In another world, there might be real merit to the idea that the best way to build an NBA team is by competing year after year and hoping to get lucky from there. Every title team needs once-in-a-generation luck; it’s not crazy to try winning games and landing in the middle of the playoff field while you wait for that luck. The problem for the Wizards is that even “middle of the playoff field” seems laughably far-fetched right now. They probably can’t trade Wall for the next four seasons after this one, and Wall’s contract will probably preclude them from ever building a team that can win. Tanking is the only way to take these next few seasons and make them productive. The team should wait to trade Beal until this June, but then they should auction him off for as many draft picks as they can find. If the Knicks don’t land at number one and miss out on Anthony Davis, offer them Beal and try to steal New York’s top five pick. Do the same with the Mavericks if they land in the top five. And if not Dallas or New York, target teams with multiple firsts and start stockpiling assets. Then, once Beal is gone, continue seeking out first and second rounders. To accomplish the former, take on bad money from around the league while you lose. Then, with the second round picks, take shots on high-upside projects, and over the next few seasons, see what you can build. (The Wizards, incidentally, don’t have their second round picks in 2019, 2020, 2021, 2022, or 2023, four of which have been traded this season; Adam Silver may have to institute a new Stepien rule, if only to prevent any future Grunfeld stats as sad as this one).
Tanking and building entire seasons around second rounders and 19-year-old lottery picks may sound depressing, but if anyone is wary, please let the record reflect that the two most enjoyable stories of this Wizards season have been the emergence of Tomas Satoransky (a second round pick) and the progress Thomas Bryant (a G-Leaguer claimed off waivers in July). And as for depressing: the current season in Washington has been the bleakest basketball season of my life. In November, the best player on the team yelled at the general manager and said, “I’ve been dealing with this s**t for seven years” and it’s only gotten darker from there. Fans understand that the current team has peaked and an era is over and a new approach is required; the question is how long it will take management to recognize what’s obvious.
Will the Wizards tank? Will they get aggressive about building something that matters and giving fans a real reason to care about the future? Will they trade Trevor Ariza and Jeff Green to add second round picks and bolster their own lottery chances? Probably not. And why would they?

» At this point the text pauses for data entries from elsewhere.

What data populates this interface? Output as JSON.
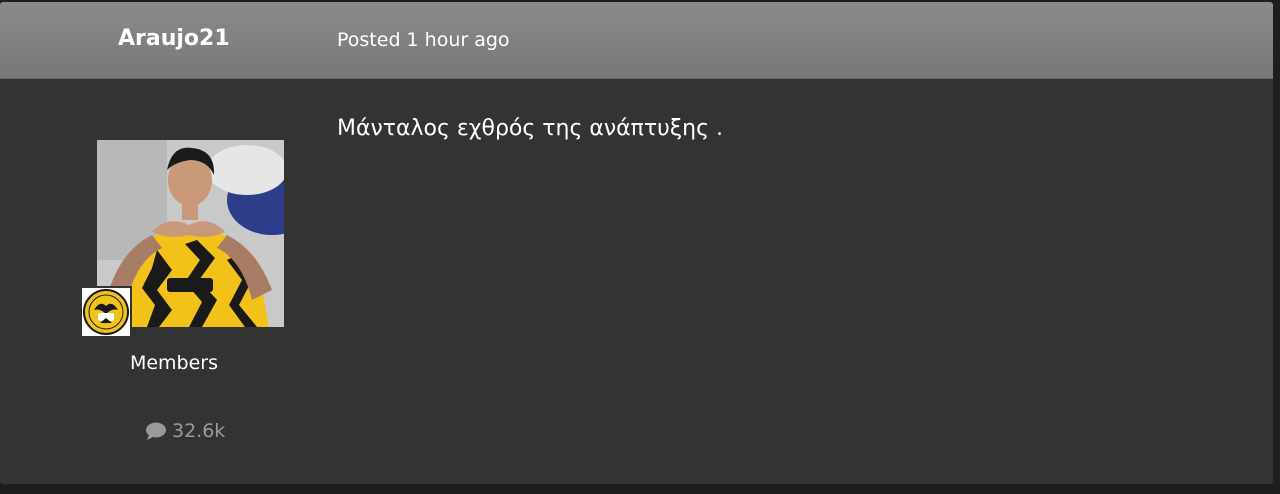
{
  "post": {
    "author": "Araujo21",
    "posted": "Posted 1 hour ago",
    "content": "Μάνταλος εχθρός της ανάπτυξης .",
    "group": "Members",
    "post_count": "32.6k"
  },
  "colors": {
    "header_bg": "#808080",
    "body_bg": "#333333",
    "jersey_yellow": "#f2c21b",
    "muted_text": "#9a9a9a"
  },
  "icons": {
    "post_count_icon": "speech-bubble-icon"
  }
}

Trevor Ariza is reportedly interested in re-signing, and there’s always room for a run to eighth place and a first round series against a Bucks team that beat the Wizards by a combined 45 points in two games over the past five days.